(Source data)
━━━━━━
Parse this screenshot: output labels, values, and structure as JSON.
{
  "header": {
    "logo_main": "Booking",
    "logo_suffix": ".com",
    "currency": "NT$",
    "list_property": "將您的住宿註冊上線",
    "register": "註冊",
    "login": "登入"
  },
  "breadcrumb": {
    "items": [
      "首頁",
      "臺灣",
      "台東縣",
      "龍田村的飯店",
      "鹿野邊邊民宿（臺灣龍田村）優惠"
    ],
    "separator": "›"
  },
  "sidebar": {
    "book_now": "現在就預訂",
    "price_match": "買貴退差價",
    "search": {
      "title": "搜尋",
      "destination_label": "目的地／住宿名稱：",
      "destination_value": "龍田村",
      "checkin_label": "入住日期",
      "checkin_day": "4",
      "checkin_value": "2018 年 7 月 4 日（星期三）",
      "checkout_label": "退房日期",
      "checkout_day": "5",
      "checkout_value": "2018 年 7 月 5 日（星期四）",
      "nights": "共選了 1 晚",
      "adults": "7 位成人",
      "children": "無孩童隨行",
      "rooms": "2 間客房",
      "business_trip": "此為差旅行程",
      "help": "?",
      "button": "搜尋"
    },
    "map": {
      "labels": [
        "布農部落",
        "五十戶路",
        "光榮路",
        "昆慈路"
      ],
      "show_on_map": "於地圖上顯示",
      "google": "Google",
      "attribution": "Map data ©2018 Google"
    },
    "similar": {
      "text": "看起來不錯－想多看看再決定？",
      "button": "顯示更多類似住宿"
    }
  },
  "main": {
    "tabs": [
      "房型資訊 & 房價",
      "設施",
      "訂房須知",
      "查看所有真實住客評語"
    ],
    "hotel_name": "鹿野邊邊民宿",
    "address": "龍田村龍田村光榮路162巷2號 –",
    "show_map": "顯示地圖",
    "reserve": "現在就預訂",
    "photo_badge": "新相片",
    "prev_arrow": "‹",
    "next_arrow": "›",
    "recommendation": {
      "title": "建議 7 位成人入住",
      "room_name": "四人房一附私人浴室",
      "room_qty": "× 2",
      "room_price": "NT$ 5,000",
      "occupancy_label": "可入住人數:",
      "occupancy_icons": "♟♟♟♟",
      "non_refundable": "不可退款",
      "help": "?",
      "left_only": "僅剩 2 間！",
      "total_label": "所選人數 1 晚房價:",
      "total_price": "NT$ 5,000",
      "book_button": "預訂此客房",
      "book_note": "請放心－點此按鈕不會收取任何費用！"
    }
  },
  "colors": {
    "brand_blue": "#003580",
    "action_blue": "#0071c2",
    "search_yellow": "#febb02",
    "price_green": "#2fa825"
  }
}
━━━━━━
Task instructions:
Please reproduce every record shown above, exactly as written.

Exercise solution:
Parse this screenshot: output labels, values, and structure as JSON.
{
  "header": {
    "logo_main": "Booking",
    "logo_suffix": ".com",
    "currency": "NT$",
    "list_property": "將您的住宿註冊上線",
    "register": "註冊",
    "login": "登入"
  },
  "breadcrumb": {
    "items": [
      "首頁",
      "臺灣",
      "台東縣",
      "龍田村的飯店",
      "鹿野邊邊民宿（臺灣龍田村）優惠"
    ],
    "separator": "›"
  },
  "sidebar": {
    "book_now": "現在就預訂",
    "price_match": "買貴退差價",
    "search": {
      "title": "搜尋",
      "destination_label": "目的地／住宿名稱：",
      "destination_value": "龍田村",
      "checkin_label": "入住日期",
      "checkin_day": "4",
      "checkin_value": "2018 年 7 月 4 日（星期三）",
      "checkout_label": "退房日期",
      "checkout_day": "5",
      "checkout_value": "2018 年 7 月 5 日（星期四）",
      "nights": "共選了 1 晚",
      "adults": "7 位成人",
      "children": "無孩童隨行",
      "rooms": "2 間客房",
      "business_trip": "此為差旅行程",
      "help": "?",
      "button": "搜尋"
    },
    "map": {
      "labels": [
        "布農部落",
        "五十戶路",
        "光榮路",
        "昆慈路"
      ],
      "show_on_map": "於地圖上顯示",
      "google": "Google",
      "attribution": "Map data ©2018 Google"
    },
    "similar": {
      "text": "看起來不錯－想多看看再決定？",
      "button": "顯示更多類似住宿"
    }
  },
  "main": {
    "tabs": [
      "房型資訊 & 房價",
      "設施",
      "訂房須知",
      "查看所有真實住客評語"
    ],
    "hotel_name": "鹿野邊邊民宿",
    "address": "龍田村龍田村光榮路162巷2號 –",
    "show_map": "顯示地圖",
    "reserve": "現在就預訂",
    "photo_badge": "新相片",
    "prev_arrow": "‹",
    "next_arrow": "›",
    "recommendation": {
      "title": "建議 7 位成人入住",
      "room_name": "四人房一附私人浴室",
      "room_qty": "× 2",
      "room_price": "NT$ 5,000",
      "occupancy_label": "可入住人數:",
      "occupancy_icons": "♟♟♟♟",
      "non_refundable": "不可退款",
      "help": "?",
      "left_only": "僅剩 2 間！",
      "total_label": "所選人數 1 晚房價:",
      "total_price": "NT$ 5,000",
      "book_button": "預訂此客房",
      "book_note": "請放心－點此按鈕不會收取任何費用！"
    }
  },
  "colors": {
    "brand_blue": "#003580",
    "action_blue": "#0071c2",
    "search_yellow": "#febb02",
    "price_green": "#2fa825"
  }
}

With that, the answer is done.